Your instructions: Establish how many lines in the entries hold the string "this". The number by itself is the whole answer.

(Excerpts from a dataset)
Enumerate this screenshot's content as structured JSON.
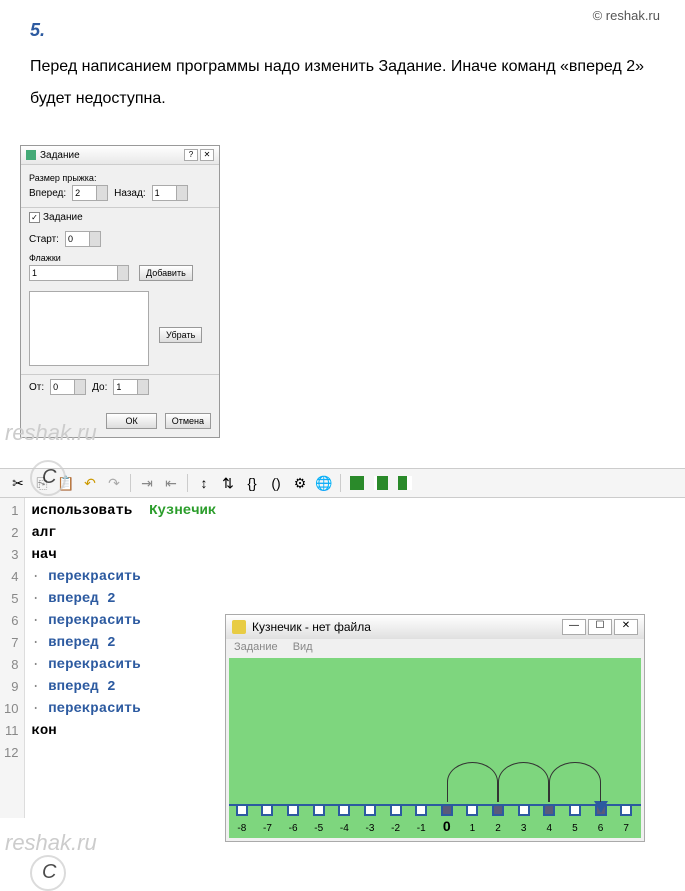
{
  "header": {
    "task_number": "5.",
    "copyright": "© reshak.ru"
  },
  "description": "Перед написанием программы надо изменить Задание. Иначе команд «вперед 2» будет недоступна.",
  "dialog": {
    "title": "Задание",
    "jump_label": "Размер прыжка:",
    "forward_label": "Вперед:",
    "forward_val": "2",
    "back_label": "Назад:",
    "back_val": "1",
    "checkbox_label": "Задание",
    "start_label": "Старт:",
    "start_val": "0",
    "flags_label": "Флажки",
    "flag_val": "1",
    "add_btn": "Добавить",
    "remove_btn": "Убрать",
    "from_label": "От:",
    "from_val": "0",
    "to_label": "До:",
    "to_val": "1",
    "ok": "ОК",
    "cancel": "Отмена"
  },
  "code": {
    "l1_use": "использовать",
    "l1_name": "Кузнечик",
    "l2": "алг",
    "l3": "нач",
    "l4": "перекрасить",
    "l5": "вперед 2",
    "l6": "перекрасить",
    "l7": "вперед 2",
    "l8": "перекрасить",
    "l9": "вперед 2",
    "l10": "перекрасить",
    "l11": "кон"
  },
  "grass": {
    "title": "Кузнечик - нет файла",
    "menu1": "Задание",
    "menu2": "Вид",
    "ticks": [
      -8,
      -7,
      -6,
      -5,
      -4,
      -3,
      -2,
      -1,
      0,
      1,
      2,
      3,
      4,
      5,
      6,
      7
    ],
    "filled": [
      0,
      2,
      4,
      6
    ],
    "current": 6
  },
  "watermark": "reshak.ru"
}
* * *
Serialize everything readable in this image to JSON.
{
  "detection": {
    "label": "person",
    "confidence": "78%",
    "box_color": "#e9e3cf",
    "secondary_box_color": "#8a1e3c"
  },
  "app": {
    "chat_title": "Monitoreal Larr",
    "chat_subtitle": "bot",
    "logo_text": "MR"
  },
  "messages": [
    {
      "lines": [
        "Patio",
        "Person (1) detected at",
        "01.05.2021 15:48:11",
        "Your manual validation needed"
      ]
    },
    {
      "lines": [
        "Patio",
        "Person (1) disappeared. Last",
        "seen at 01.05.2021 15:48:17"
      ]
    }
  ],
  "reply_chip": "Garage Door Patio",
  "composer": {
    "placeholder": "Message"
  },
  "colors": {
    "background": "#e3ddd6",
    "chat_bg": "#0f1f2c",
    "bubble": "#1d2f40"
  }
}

Your solution: 2